The first step is to become aware of how you or others might be hogging the conversation. If you are not able to notice this while talking, consider recording a conversation between you and a friend. (Ask permission for the recording.)
Go over the recording and note:
- How much time you each take of the total conversation
- How often you do not answer a question or stay on the topic but rather ignore a question or switch the topic
- Do you step on the other person’s line?
- Do you finish the other person’s story for him/her?
- Starting each sentence with “well” or “you know”
- Using the other person’s name frequently in conversation, which can be misinterpreted as trying to be too friendly
- Name dropping – you drop other people’s names (especially the names of important people) into the conversation where the references are needless or actually interfere with the flow of the conversation
Record additional conversations with friends (with their permission) to check whether you are improving.
Take a second to think before answering hard questions.
You do NOT have to answer as if you are the first horse out of the gate. Take a second (the count of one thousand and one) to think before answering a difficult question so that you can better formulate your reply.
What is wrong with a “yes” or “no”?
When you have an informational meeting – that is, someone gives you 10-15 minutes for you to learn about a particular job or career, you want to get the most out of your allotted time.
If you ask only questions to which a person can answer yes or no, you may not learn very much.
It is better to ask questions requiring a thoughtful response.
For example, it is not a good idea to ask: “Do you like your job?”
It is better to ask: “What aspects of your job do you find especially rewarding?”
A simple yes or no gives no real information and can stop the conversation cold. An answer about the rewarding aspects can be valuable information plus give you a lead-in to the next question. (You can also ask which aspects of the job does the person find least rewarding.)
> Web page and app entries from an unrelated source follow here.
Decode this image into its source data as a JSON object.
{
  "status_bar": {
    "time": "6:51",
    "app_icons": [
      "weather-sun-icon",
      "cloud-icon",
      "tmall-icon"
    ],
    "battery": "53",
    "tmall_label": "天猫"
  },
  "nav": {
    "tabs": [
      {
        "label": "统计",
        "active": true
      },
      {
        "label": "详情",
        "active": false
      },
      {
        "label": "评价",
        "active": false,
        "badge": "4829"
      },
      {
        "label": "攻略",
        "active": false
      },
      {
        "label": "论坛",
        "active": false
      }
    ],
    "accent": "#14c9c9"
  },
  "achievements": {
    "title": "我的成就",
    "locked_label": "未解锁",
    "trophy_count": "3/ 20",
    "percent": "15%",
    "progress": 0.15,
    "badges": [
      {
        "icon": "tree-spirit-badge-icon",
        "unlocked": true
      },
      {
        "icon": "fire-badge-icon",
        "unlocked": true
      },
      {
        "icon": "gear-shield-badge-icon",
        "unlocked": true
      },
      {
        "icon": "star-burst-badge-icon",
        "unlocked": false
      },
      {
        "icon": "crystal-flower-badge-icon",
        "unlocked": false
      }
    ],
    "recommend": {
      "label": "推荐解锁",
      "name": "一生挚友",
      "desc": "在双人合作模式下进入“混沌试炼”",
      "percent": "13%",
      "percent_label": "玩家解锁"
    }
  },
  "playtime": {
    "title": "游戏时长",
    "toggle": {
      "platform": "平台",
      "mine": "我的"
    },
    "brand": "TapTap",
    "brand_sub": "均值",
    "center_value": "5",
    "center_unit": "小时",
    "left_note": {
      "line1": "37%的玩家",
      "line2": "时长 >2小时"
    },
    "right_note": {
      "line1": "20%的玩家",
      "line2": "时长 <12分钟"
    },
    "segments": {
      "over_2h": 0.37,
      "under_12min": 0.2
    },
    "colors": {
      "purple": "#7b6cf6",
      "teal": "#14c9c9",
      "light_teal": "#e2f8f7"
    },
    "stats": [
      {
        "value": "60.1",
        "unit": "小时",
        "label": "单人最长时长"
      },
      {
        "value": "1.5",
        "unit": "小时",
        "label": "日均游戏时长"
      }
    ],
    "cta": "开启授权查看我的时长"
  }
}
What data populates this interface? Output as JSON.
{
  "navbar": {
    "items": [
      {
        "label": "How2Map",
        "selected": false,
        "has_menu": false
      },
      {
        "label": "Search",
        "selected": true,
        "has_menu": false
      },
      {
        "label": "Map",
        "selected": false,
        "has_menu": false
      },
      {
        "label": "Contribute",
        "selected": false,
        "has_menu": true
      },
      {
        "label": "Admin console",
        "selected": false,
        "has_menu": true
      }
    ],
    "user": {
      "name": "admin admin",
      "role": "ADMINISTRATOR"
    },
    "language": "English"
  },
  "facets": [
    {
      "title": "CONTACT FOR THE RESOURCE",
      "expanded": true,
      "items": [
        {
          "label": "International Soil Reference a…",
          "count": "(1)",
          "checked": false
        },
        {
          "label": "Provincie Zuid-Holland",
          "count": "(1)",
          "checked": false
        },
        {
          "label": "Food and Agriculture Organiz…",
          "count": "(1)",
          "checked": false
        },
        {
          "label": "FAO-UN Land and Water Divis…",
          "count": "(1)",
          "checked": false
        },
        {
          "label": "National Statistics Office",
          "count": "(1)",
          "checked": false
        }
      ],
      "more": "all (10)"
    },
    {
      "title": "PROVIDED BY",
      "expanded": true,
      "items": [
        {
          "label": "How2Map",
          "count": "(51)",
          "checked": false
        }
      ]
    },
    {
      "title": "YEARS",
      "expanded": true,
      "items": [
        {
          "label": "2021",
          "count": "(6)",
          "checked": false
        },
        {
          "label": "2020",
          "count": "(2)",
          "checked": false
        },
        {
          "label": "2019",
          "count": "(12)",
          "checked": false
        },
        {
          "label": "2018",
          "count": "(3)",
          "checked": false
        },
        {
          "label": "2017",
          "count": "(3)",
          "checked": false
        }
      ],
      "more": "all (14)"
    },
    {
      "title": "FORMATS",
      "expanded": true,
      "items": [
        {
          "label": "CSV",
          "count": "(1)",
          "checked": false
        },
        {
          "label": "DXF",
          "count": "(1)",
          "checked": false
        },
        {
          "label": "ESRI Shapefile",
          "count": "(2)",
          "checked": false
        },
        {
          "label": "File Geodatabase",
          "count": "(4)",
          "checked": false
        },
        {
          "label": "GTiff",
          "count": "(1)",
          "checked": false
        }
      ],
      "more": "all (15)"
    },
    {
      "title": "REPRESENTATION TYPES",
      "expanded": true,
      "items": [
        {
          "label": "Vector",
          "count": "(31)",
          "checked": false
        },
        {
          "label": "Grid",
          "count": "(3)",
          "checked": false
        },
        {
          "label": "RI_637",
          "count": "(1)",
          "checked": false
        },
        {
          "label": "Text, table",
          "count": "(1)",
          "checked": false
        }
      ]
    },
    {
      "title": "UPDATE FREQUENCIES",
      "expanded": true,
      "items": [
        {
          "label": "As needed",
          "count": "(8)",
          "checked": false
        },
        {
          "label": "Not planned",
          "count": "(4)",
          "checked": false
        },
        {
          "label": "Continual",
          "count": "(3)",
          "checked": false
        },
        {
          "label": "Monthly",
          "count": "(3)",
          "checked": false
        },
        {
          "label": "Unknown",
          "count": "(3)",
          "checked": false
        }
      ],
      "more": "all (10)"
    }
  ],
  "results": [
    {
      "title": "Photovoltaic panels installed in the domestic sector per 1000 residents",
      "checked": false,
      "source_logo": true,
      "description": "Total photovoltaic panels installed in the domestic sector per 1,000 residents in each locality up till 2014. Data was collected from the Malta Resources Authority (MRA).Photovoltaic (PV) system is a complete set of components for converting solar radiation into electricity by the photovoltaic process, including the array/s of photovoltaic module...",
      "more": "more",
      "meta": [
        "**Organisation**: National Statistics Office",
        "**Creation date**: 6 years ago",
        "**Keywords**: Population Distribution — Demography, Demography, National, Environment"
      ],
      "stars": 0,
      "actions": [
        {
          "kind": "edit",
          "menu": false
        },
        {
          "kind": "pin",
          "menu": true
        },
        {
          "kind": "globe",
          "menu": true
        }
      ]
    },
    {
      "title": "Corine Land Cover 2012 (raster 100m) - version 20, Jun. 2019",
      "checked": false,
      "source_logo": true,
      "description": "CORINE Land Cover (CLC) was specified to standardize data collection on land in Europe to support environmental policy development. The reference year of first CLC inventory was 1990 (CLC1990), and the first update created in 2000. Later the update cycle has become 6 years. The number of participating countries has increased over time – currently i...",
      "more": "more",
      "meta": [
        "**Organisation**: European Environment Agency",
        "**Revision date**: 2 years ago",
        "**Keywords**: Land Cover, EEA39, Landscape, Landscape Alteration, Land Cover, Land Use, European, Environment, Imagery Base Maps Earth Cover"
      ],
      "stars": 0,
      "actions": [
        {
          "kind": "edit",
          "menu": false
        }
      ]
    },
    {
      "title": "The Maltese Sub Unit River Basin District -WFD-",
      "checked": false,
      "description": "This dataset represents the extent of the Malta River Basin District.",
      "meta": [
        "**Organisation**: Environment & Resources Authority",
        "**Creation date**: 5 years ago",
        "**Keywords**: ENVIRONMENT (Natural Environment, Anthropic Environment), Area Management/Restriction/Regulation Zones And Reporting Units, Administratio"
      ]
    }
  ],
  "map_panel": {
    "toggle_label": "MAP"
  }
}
Avoid giving yes and no answers yourself.
It is not a good idea to answer questions with a simple yes or no.
It is better to explain briefly to give the interviewer a better sense of your answer.
And if the interviewer asks you if you have any questions for him/her, ask questions that require a more in-depth answer than yes or no.
FEEDBACK ON INTERNSHIP INTERVIEWS
What about internship interviews?
Yes, we are going to talk about getting internships. Yet while we are talking about communication, let’s talk about getting feedback on your interviewing.
If you get the internship, you will probably automatically get feedback on what it is you said or have done that got you the internship.
And when you do not get the internship for which you have interviewed, you want to ask for feedback. A good time to do this is when you get a call or an email that you did not get the position.
You do NOT say: “How come I didn’t get the position?”
It is better to say: “What could I have said/done differently in the interview that would have gotten me the position?”
The answer may surprise you. It may be nothing you did (see box below). You may actually learn that you did very well in the interview. (And if specific things you did well are mentioned, note those for future interviews.)
If something works, keep on doing it.
Or you may discover that you did something that needs improving. For example, you might get the feedback: “We thought you were uncomfortable meeting with us. You kept your eyes on your hands rather than looking at us.”
Now you have the opportunity to work on correcting this. Thus a good response to this feedback would be: “Thank you so much for telling me this. I’ll work on correcting this impression in future interviews.”
Copyright© Phyllis Zimbler Miller. All rights reserved.